Scan the records below, and wherever a line has the word "accent", pull it out.
(RECORDS SHOWN)
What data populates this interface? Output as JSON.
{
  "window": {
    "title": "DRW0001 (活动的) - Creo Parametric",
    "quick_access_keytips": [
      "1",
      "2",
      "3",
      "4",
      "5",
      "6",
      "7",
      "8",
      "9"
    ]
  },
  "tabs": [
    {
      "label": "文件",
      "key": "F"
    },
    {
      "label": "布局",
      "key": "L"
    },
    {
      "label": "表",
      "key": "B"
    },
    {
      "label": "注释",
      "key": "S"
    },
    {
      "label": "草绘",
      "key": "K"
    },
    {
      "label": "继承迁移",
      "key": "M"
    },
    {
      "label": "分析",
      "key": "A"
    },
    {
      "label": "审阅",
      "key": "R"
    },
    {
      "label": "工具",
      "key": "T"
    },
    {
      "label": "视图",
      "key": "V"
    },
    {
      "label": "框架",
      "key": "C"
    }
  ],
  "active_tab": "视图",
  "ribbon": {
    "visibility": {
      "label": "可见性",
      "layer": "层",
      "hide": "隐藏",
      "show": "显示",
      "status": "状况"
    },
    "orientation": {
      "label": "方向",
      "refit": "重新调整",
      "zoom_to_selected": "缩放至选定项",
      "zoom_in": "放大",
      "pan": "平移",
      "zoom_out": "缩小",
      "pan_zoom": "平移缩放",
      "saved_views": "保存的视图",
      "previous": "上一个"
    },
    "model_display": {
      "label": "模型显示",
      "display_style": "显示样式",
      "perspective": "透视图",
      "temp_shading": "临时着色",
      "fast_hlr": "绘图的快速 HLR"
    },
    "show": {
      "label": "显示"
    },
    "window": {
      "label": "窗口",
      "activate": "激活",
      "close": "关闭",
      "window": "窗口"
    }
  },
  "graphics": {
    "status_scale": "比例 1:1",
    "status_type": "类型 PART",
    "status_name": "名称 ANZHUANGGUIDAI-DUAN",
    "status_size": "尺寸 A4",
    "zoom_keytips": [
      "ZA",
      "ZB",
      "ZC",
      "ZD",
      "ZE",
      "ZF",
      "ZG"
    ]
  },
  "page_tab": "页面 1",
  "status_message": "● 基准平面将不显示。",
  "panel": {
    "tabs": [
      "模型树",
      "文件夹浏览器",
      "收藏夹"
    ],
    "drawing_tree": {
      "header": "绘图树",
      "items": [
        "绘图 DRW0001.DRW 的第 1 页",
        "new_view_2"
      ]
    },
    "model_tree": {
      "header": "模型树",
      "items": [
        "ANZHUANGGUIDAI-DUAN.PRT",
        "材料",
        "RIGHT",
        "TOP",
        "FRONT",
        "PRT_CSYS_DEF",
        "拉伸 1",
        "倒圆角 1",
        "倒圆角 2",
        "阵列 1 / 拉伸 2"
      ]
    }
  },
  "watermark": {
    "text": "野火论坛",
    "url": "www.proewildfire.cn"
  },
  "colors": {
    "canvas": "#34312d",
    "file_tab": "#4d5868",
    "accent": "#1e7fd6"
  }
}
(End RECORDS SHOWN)
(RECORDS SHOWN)
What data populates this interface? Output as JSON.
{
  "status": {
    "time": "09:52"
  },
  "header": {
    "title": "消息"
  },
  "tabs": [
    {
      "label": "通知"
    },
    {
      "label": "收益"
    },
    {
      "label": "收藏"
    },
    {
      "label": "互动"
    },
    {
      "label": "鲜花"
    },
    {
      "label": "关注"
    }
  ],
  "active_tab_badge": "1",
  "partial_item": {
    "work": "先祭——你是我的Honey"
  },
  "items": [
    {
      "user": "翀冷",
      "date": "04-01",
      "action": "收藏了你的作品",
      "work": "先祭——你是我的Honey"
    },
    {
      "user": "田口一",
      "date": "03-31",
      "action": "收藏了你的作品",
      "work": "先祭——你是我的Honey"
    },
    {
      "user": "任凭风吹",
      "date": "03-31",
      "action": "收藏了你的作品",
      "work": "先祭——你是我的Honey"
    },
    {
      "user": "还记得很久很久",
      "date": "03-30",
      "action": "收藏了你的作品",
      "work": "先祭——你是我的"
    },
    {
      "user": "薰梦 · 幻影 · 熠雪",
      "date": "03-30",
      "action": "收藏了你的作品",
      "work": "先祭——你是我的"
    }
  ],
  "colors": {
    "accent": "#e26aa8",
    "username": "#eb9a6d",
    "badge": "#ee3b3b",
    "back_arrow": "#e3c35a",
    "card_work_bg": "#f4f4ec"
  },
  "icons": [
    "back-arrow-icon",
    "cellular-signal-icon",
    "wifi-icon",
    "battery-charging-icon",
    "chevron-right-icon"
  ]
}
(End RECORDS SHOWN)
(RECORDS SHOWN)
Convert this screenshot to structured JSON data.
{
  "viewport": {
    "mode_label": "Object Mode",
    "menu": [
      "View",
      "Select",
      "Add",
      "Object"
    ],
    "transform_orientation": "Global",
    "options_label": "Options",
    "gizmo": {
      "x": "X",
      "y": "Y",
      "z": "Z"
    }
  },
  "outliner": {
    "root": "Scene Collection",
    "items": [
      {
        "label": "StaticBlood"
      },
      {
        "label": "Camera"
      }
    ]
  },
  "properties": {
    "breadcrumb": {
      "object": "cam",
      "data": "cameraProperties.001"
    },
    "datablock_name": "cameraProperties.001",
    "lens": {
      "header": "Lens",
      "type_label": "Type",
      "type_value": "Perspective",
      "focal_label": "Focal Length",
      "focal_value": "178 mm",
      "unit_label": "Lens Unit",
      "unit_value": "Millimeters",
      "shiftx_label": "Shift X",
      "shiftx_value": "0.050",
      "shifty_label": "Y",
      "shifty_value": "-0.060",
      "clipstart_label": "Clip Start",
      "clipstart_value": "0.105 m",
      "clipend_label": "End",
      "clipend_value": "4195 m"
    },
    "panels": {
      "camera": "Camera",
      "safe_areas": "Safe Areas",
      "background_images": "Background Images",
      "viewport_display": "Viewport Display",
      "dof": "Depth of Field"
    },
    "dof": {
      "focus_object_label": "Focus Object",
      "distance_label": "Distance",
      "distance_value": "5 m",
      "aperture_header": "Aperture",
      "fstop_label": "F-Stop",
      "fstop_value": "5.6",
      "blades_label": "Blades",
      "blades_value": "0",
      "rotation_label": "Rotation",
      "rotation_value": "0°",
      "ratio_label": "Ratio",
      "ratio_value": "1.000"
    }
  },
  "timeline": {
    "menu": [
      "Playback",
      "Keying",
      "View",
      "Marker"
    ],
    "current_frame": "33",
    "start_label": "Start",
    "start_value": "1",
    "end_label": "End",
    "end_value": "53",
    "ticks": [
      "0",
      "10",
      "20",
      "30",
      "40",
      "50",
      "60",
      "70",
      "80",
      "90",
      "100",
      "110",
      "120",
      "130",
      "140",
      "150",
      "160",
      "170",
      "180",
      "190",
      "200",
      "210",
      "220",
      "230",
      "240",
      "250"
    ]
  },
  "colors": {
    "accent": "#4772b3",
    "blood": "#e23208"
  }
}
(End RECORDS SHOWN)
-- ANSWER BELOW --
    "accent": "#1e7fd6"
    "accent": "#e26aa8",
    "accent": "#4772b3",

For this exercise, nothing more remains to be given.